Dance of the Jakaranda by Peter Kimani
Publisher: Akashic Books
Release Date: 2017
Genre: Historical Fiction
My Rating: 4 Stars
Set in the shadow of Kenya's independence from Great Britain, Dance of the Jakaranda reimagines the special circumstances that brought black, brown and white men together to lay the railroad that heralded the birth of the nation. the Novel traces the lives and loves of three men - preacher Richard Turnbull, the colonial administrator Ian McDonald and Indian technician Babu salim - whose lives intersect when they are implicated in the controversial birth of a child. years later, when Babu's grandson Rajan - who eks out a living by singing Babu's epic tales of the railway's construction - accidentally kisses a mysterious stranger in a dark nightclub, the encounter provides the spark that illuminates the three men's shared murky past. (Source: Book Blurb).
When I started reading this book, I wanted to love it so badly for the simple reason that it is Kenyan and patriot that I am, I started loving before reading and right off the bat, went into it with a biased view. As I immersed myself into it, however, I did more than just love it, I learnt a whole lot about my country, her genesis, her beautiful complicated history; and how we came to be a beautiful mix of Africans and Indians and Brits.
Its 1901, Ian McDonald ‘Master’ is here in the British East Africa Protectorate (Kenya) on service to the King of England, overseeing the laying of the Railway line from the Mombasa Coast to Port Elizabeth (present day, Kisumu). There is Reverend Turnbull, a Christian missionary on a mission to convert these African heathens to Christianity and Babu Salim, an Indian technician who arrived on a boat from India to aid in the construction of the railway. And then there are the African locals whose forefathers warned of the long winded snake (metaphor for the railway line) that would destroy everything in its wake. These men’s personal histories become entangled and their lives intersect and are inextricably woven together for another 60 years and through generations from the start of the 20th century to Independence in 1963.
As a lover of history, I found this narrative very engaging. Kimani manages to present our history in such a digestible way. I resonated with the language used in the book, almost as if I was sitting with my peers having a conversation – the expressions used in the book are exactly as I would use them in my conversations. The language was easy and the prose beautifully written.

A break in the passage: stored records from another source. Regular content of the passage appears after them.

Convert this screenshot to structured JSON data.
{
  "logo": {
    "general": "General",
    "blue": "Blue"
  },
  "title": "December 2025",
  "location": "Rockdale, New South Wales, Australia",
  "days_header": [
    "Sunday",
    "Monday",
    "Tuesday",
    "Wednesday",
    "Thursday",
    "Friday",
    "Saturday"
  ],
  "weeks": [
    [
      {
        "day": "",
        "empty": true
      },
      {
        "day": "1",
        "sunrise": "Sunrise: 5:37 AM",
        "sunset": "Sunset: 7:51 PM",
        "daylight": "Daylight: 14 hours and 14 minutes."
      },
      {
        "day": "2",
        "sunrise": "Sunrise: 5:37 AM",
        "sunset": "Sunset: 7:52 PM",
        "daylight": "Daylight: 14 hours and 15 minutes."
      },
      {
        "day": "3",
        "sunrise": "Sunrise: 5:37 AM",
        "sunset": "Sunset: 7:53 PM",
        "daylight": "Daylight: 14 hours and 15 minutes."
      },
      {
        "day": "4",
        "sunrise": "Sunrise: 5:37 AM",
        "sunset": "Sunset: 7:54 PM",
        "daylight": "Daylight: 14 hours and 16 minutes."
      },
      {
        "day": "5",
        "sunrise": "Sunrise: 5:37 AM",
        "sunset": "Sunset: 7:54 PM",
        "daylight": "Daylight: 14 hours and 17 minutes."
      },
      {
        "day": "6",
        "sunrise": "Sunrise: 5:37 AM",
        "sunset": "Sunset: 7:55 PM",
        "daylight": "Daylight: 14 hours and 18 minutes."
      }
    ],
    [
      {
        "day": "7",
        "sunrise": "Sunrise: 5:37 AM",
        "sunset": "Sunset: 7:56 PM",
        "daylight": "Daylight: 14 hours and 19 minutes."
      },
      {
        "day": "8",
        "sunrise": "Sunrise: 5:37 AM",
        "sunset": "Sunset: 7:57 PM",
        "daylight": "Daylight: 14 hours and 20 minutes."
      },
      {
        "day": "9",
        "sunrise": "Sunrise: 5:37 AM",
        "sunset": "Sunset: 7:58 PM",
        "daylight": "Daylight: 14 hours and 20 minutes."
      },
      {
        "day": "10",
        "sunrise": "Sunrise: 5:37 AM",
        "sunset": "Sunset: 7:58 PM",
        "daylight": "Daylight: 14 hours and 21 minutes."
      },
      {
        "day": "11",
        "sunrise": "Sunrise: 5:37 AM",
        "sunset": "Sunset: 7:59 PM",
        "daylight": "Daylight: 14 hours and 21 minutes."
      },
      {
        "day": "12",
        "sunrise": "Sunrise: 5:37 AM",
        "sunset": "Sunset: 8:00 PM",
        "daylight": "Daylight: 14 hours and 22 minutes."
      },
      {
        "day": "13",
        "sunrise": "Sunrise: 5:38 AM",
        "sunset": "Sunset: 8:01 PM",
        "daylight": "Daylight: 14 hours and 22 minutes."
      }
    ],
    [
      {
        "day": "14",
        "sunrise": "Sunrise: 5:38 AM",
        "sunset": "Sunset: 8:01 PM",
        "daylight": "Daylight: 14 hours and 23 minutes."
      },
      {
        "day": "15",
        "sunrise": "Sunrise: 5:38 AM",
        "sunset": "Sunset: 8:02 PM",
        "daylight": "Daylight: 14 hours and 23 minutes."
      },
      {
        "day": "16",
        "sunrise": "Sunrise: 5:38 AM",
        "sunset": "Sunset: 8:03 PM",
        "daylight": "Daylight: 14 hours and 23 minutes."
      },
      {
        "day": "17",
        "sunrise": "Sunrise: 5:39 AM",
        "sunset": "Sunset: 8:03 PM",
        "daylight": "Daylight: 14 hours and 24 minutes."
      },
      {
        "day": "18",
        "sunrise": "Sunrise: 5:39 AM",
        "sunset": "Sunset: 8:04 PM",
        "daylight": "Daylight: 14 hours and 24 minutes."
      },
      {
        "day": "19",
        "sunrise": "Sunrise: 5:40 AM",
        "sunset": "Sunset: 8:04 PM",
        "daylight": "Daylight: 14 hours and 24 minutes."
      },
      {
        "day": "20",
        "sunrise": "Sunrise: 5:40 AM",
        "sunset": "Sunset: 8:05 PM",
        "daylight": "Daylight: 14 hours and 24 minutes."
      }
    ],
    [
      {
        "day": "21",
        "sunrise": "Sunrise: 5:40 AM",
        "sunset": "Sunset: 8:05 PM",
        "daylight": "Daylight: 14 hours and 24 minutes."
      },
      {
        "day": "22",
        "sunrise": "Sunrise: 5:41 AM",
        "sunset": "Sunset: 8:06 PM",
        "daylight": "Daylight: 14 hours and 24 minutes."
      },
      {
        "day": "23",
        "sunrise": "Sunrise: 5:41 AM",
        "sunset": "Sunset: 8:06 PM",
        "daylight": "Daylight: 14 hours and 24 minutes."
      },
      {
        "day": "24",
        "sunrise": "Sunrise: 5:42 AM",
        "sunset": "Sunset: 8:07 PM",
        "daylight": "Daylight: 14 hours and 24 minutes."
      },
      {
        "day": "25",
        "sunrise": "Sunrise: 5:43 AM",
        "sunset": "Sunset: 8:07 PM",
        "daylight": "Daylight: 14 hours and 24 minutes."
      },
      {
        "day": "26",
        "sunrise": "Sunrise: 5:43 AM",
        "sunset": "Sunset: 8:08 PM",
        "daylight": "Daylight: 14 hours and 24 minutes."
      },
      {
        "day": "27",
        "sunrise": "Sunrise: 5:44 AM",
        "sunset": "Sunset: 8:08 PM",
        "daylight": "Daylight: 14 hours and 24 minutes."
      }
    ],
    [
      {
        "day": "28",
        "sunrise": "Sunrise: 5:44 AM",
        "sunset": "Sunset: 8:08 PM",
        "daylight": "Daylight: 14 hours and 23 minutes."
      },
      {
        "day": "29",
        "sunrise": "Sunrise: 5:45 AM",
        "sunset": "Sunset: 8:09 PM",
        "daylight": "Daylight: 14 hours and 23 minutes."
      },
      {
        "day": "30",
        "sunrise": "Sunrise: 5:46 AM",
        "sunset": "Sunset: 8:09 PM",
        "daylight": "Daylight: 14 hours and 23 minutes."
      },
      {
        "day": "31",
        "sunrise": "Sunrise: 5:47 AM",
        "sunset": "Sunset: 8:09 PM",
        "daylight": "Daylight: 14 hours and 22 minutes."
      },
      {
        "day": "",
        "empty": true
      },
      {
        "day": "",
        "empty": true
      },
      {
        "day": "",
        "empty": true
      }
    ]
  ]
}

I also loved that although this was a re-imagination of the railway line construction, it bore stark similarities to real people and events. Ian McDonald and his unrequited love story being quite similar to the tales of Lord Egerton, President Jomo Kenyatta, ‘Big Man’ personified as himself and the young lady who went to bed a princess and woke up as the Queen of England whilst on a vacation in Kenya with her husband. It was all so rich and engrossing.
The books delves briefly into post-colonial Kenya and it got me thinking about how we, as a country, may have gotten it wrong from the start. With corruption, selfish interests, land grabbing, destruction of the ecosystem and a ‘grab all you can NOW’ mentality dominating the early years of independence. Gives you quite a lot to think about. This is a well-balanced book. An important book.